> **Record excerpts**:

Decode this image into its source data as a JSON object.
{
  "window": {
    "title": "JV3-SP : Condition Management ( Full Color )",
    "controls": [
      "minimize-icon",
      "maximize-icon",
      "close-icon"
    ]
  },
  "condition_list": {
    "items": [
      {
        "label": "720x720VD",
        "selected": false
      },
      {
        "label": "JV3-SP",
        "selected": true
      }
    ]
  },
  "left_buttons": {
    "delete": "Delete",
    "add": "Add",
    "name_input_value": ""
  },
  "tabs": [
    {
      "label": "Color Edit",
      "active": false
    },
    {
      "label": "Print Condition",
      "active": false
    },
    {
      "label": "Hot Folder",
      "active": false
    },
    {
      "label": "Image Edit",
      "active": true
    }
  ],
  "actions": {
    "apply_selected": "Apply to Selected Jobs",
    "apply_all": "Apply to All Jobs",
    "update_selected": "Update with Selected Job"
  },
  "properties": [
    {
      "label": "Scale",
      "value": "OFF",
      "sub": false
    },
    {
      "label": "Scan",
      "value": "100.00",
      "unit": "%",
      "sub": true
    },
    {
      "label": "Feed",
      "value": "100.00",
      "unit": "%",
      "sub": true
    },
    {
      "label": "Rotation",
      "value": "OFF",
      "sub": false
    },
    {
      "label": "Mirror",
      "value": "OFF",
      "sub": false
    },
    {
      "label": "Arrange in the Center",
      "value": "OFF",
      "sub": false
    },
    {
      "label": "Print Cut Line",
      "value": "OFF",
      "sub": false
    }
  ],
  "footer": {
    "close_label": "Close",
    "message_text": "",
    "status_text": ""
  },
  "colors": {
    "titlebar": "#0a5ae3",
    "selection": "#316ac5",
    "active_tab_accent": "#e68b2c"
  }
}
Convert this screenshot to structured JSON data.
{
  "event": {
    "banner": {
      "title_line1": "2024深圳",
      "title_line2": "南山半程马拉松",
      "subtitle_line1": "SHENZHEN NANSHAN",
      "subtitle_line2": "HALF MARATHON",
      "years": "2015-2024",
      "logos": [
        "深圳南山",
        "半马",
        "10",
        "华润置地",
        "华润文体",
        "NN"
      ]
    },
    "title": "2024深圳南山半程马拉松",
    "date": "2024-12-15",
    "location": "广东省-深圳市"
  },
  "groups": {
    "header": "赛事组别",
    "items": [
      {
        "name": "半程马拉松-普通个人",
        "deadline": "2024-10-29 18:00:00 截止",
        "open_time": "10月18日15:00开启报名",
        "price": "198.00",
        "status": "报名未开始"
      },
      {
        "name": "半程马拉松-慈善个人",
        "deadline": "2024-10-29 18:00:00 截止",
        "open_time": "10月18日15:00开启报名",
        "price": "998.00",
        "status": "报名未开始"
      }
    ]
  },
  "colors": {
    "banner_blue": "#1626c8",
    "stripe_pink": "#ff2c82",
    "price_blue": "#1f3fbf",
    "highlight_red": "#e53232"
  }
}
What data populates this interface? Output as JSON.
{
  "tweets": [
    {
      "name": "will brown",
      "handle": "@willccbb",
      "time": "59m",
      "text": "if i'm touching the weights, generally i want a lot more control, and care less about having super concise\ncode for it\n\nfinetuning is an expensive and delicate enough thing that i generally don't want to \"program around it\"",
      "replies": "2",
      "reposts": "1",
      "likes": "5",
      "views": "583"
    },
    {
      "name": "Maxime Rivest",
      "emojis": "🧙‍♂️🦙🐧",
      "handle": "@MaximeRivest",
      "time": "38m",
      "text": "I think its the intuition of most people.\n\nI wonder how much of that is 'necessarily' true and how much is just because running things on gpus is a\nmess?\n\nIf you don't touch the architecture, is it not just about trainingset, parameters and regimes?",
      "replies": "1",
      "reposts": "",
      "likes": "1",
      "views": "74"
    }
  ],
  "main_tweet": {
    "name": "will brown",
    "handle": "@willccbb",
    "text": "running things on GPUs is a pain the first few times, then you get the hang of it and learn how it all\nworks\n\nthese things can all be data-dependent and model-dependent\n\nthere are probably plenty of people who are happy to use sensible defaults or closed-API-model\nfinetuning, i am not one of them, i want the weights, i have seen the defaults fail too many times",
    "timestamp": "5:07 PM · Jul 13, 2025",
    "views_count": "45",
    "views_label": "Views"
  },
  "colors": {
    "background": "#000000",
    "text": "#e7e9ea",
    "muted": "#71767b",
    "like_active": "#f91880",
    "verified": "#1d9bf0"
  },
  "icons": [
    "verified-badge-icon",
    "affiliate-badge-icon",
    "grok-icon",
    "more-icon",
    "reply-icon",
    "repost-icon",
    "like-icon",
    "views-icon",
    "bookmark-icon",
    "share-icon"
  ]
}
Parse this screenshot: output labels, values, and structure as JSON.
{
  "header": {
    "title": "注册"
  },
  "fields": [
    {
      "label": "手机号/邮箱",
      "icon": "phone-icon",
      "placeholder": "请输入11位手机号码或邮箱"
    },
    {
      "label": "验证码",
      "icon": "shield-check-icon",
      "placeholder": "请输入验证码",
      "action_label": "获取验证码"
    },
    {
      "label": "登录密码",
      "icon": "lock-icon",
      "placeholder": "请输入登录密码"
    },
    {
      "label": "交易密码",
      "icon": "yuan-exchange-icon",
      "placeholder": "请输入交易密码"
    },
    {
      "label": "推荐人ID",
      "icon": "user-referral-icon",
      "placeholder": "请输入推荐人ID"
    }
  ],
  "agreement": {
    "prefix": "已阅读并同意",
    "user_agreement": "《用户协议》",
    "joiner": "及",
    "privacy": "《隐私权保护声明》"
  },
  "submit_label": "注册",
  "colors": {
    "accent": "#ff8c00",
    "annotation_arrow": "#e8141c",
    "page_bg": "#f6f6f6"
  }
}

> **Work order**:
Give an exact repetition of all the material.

> **Completed task**:
Decode this image into its source data as a JSON object.
{
  "window": {
    "title": "JV3-SP : Condition Management ( Full Color )",
    "controls": [
      "minimize-icon",
      "maximize-icon",
      "close-icon"
    ]
  },
  "condition_list": {
    "items": [
      {
        "label": "720x720VD",
        "selected": false
      },
      {
        "label": "JV3-SP",
        "selected": true
      }
    ]
  },
  "left_buttons": {
    "delete": "Delete",
    "add": "Add",
    "name_input_value": ""
  },
  "tabs": [
    {
      "label": "Color Edit",
      "active": false
    },
    {
      "label": "Print Condition",
      "active": false
    },
    {
      "label": "Hot Folder",
      "active": false
    },
    {
      "label": "Image Edit",
      "active": true
    }
  ],
  "actions": {
    "apply_selected": "Apply to Selected Jobs",
    "apply_all": "Apply to All Jobs",
    "update_selected": "Update with Selected Job"
  },
  "properties": [
    {
      "label": "Scale",
      "value": "OFF",
      "sub": false
    },
    {
      "label": "Scan",
      "value": "100.00",
      "unit": "%",
      "sub": true
    },
    {
      "label": "Feed",
      "value": "100.00",
      "unit": "%",
      "sub": true
    },
    {
      "label": "Rotation",
      "value": "OFF",
      "sub": false
    },
    {
      "label": "Mirror",
      "value": "OFF",
      "sub": false
    },
    {
      "label": "Arrange in the Center",
      "value": "OFF",
      "sub": false
    },
    {
      "label": "Print Cut Line",
      "value": "OFF",
      "sub": false
    }
  ],
  "footer": {
    "close_label": "Close",
    "message_text": "",
    "status_text": ""
  },
  "colors": {
    "titlebar": "#0a5ae3",
    "selection": "#316ac5",
    "active_tab_accent": "#e68b2c"
  }
}
Convert this screenshot to structured JSON data.
{
  "event": {
    "banner": {
      "title_line1": "2024深圳",
      "title_line2": "南山半程马拉松",
      "subtitle_line1": "SHENZHEN NANSHAN",
      "subtitle_line2": "HALF MARATHON",
      "years": "2015-2024",
      "logos": [
        "深圳南山",
        "半马",
        "10",
        "华润置地",
        "华润文体",
        "NN"
      ]
    },
    "title": "2024深圳南山半程马拉松",
    "date": "2024-12-15",
    "location": "广东省-深圳市"
  },
  "groups": {
    "header": "赛事组别",
    "items": [
      {
        "name": "半程马拉松-普通个人",
        "deadline": "2024-10-29 18:00:00 截止",
        "open_time": "10月18日15:00开启报名",
        "price": "198.00",
        "status": "报名未开始"
      },
      {
        "name": "半程马拉松-慈善个人",
        "deadline": "2024-10-29 18:00:00 截止",
        "open_time": "10月18日15:00开启报名",
        "price": "998.00",
        "status": "报名未开始"
      }
    ]
  },
  "colors": {
    "banner_blue": "#1626c8",
    "stripe_pink": "#ff2c82",
    "price_blue": "#1f3fbf",
    "highlight_red": "#e53232"
  }
}
What data populates this interface? Output as JSON.
{
  "tweets": [
    {
      "name": "will brown",
      "handle": "@willccbb",
      "time": "59m",
      "text": "if i'm touching the weights, generally i want a lot more control, and care less about having super concise\ncode for it\n\nfinetuning is an expensive and delicate enough thing that i generally don't want to \"program around it\"",
      "replies": "2",
      "reposts": "1",
      "likes": "5",
      "views": "583"
    },
    {
      "name": "Maxime Rivest",
      "emojis": "🧙‍♂️🦙🐧",
      "handle": "@MaximeRivest",
      "time": "38m",
      "text": "I think its the intuition of most people.\n\nI wonder how much of that is 'necessarily' true and how much is just because running things on gpus is a\nmess?\n\nIf you don't touch the architecture, is it not just about trainingset, parameters and regimes?",
      "replies": "1",
      "reposts": "",
      "likes": "1",
      "views": "74"
    }
  ],
  "main_tweet": {
    "name": "will brown",
    "handle": "@willccbb",
    "text": "running things on GPUs is a pain the first few times, then you get the hang of it and learn how it all\nworks\n\nthese things can all be data-dependent and model-dependent\n\nthere are probably plenty of people who are happy to use sensible defaults or closed-API-model\nfinetuning, i am not one of them, i want the weights, i have seen the defaults fail too many times",
    "timestamp": "5:07 PM · Jul 13, 2025",
    "views_count": "45",
    "views_label": "Views"
  },
  "colors": {
    "background": "#000000",
    "text": "#e7e9ea",
    "muted": "#71767b",
    "like_active": "#f91880",
    "verified": "#1d9bf0"
  },
  "icons": [
    "verified-badge-icon",
    "affiliate-badge-icon",
    "grok-icon",
    "more-icon",
    "reply-icon",
    "repost-icon",
    "like-icon",
    "views-icon",
    "bookmark-icon",
    "share-icon"
  ]
}
Parse this screenshot: output labels, values, and structure as JSON.
{
  "header": {
    "title": "注册"
  },
  "fields": [
    {
      "label": "手机号/邮箱",
      "icon": "phone-icon",
      "placeholder": "请输入11位手机号码或邮箱"
    },
    {
      "label": "验证码",
      "icon": "shield-check-icon",
      "placeholder": "请输入验证码",
      "action_label": "获取验证码"
    },
    {
      "label": "登录密码",
      "icon": "lock-icon",
      "placeholder": "请输入登录密码"
    },
    {
      "label": "交易密码",
      "icon": "yuan-exchange-icon",
      "placeholder": "请输入交易密码"
    },
    {
      "label": "推荐人ID",
      "icon": "user-referral-icon",
      "placeholder": "请输入推荐人ID"
    }
  ],
  "agreement": {
    "prefix": "已阅读并同意",
    "user_agreement": "《用户协议》",
    "joiner": "及",
    "privacy": "《隐私权保护声明》"
  },
  "submit_label": "注册",
  "colors": {
    "accent": "#ff8c00",
    "annotation_arrow": "#e8141c",
    "page_bg": "#f6f6f6"
  }
}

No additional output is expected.